What is expected. All of the lines below should be printed again exactly as they are.

═══ Input data ═══

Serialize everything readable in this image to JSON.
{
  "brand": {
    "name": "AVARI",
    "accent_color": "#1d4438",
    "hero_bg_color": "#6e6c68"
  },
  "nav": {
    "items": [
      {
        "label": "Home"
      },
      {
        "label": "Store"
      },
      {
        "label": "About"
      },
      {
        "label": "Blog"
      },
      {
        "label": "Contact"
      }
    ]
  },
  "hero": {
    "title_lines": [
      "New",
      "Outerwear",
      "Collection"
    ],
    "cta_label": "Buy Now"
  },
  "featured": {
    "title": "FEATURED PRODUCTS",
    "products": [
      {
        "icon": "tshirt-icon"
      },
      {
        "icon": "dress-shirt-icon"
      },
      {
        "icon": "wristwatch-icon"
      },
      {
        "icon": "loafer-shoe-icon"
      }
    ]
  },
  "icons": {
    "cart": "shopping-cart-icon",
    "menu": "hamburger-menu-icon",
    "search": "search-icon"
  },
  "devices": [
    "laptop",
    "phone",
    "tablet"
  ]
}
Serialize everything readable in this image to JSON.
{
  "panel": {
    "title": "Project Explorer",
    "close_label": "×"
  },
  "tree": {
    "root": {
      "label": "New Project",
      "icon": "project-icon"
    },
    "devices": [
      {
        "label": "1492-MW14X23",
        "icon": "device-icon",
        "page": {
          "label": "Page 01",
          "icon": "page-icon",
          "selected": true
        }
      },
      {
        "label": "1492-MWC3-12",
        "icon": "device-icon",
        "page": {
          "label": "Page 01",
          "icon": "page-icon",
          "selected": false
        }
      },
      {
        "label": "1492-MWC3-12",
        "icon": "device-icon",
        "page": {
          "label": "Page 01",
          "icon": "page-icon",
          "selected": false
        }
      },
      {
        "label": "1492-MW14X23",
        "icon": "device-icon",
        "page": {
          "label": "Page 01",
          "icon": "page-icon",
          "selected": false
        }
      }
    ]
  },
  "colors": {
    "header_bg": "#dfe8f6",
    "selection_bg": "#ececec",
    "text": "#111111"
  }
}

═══

Answer to the problem.
Serialize everything readable in this image to JSON.
{
  "brand": {
    "name": "AVARI",
    "accent_color": "#1d4438",
    "hero_bg_color": "#6e6c68"
  },
  "nav": {
    "items": [
      {
        "label": "Home"
      },
      {
        "label": "Store"
      },
      {
        "label": "About"
      },
      {
        "label": "Blog"
      },
      {
        "label": "Contact"
      }
    ]
  },
  "hero": {
    "title_lines": [
      "New",
      "Outerwear",
      "Collection"
    ],
    "cta_label": "Buy Now"
  },
  "featured": {
    "title": "FEATURED PRODUCTS",
    "products": [
      {
        "icon": "tshirt-icon"
      },
      {
        "icon": "dress-shirt-icon"
      },
      {
        "icon": "wristwatch-icon"
      },
      {
        "icon": "loafer-shoe-icon"
      }
    ]
  },
  "icons": {
    "cart": "shopping-cart-icon",
    "menu": "hamburger-menu-icon",
    "search": "search-icon"
  },
  "devices": [
    "laptop",
    "phone",
    "tablet"
  ]
}
Serialize everything readable in this image to JSON.
{
  "panel": {
    "title": "Project Explorer",
    "close_label": "×"
  },
  "tree": {
    "root": {
      "label": "New Project",
      "icon": "project-icon"
    },
    "devices": [
      {
        "label": "1492-MW14X23",
        "icon": "device-icon",
        "page": {
          "label": "Page 01",
          "icon": "page-icon",
          "selected": true
        }
      },
      {
        "label": "1492-MWC3-12",
        "icon": "device-icon",
        "page": {
          "label": "Page 01",
          "icon": "page-icon",
          "selected": false
        }
      },
      {
        "label": "1492-MWC3-12",
        "icon": "device-icon",
        "page": {
          "label": "Page 01",
          "icon": "page-icon",
          "selected": false
        }
      },
      {
        "label": "1492-MW14X23",
        "icon": "device-icon",
        "page": {
          "label": "Page 01",
          "icon": "page-icon",
          "selected": false
        }
      }
    ]
  },
  "colors": {
    "header_bg": "#dfe8f6",
    "selection_bg": "#ececec",
    "text": "#111111"
  }
}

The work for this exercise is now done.